Through its flagship Donated Dental Services, or DDS, program, volunteer dentists and laboratories of DLN (formerly the National Foundation of Dentistry for the Handicapped) and its partner organizations in several states have provided dental treatment to 120,000 people.

Founded in Colorado in 1985, DDS serves all 50 states and the District of Columbia. DLN is a charitable affiliate of the American Dental Association.

DDS provides a national safety net to people with special needs who cannot afford care. Donated by more than 15,000 dentists and 3,600 laboratories nationwide, treatment through DDS is comprehensive, unlike care provided through many other dental charities.

"Our success in making dental care accessible to people who critically need it is due to the overwhelming generosity of dentists who willingly contribute their services and staff time and the laboratories that support them," said Fred Leviton, DLN president. "For people who suffer daily with severe pain from fractured teeth, advanced periodontal disease and the inability to eat normally, dental treatment is life-transforming."

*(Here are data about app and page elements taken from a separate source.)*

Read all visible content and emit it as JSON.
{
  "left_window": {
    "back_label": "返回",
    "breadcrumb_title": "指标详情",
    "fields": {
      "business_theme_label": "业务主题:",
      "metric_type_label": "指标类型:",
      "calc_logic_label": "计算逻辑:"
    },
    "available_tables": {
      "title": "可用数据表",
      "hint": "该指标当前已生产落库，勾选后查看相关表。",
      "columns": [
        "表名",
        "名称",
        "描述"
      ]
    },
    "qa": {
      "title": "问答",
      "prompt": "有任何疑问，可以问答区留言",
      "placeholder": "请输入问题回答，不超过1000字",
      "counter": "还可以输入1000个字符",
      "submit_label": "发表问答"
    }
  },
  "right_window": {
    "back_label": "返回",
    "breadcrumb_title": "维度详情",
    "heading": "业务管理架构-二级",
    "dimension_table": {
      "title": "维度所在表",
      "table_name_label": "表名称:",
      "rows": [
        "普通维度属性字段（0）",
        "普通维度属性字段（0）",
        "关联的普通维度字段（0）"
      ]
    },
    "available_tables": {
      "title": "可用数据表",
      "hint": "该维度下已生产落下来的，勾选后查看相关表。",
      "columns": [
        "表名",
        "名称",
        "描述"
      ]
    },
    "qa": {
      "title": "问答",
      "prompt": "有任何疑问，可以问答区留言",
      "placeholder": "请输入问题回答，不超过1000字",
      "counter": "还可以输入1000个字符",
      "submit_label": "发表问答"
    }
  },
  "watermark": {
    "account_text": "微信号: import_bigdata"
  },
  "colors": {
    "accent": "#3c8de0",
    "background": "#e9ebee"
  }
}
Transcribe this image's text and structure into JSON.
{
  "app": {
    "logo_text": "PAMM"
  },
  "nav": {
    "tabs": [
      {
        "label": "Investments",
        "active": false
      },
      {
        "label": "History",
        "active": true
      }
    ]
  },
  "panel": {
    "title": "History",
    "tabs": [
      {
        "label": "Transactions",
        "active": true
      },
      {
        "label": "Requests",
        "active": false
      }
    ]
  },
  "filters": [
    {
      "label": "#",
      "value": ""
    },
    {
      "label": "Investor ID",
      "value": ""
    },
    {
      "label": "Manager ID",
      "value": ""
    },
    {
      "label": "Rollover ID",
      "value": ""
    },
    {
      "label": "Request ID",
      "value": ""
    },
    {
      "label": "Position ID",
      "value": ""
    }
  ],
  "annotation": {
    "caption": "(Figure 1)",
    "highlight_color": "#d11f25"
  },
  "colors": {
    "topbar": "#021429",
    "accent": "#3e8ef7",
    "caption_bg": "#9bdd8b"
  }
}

More people who are medically fragile are being referred to DDS, Mr. Leviton said, because dental disease can prevent people with chronic health problems from receiving lifesaving medical treatments.

Taking advantage of education: Dr. Roopa Gandhi, right, and Dr. Margaret Drozdowski Maule listen to a presentation during an advanced EBD workshop at ADA Headquarters in October 2013.
"Dental health is a prerequisite for cancer patients who need chemotherapy, candidates for organ transplants or kidney dialysis, people with autoimmune diseases who require lifesaving medications, cardiac patients who cannot be treated surgically and patients with crippling arthritis who need joint replacements," said Mr. Leviton. "For these people, lack of dental therapies can result in progressive illness or premature death. Although some patients are eligible for Medicare, it does not cover dental treatment and, in most states, Medicaid provides little or no dental care for adults."

Since DLN began, it has grown through partnerships with state dental associations. Funding to support the volunteers comes from a variety of sources, including state governments, foundations, dental organizations, and corporate and individual donors.

Considerable support also comes from the dental trade industry, including the Dental Trade Alliance, its member companies and the DTA Foundation, through both financial contributions and donated materials such as teeth, alloy and dental supplies used by dentists and by volunteer laboratories for fabrications.

DDS program coordinators are located throughout the country. Coordinators screen program applicants, match them with volunteer dentists, arrange for laboratory support and specialists as needed and provide logistical coordination between patients and providers. Patients are treated in participating dentists' offices. The average value of treatment is more than $3,000. Every dollar raised or contributed results in more than $10 of professional services.

DLN, headquartered in Denver, was founded in 1974 by Dr. Larry Coffee, a graduate of Northwestern University Dental School. For information, to become a volunteer dentist or laboratory or to make a donation, please visit or call 1-888-471-6334.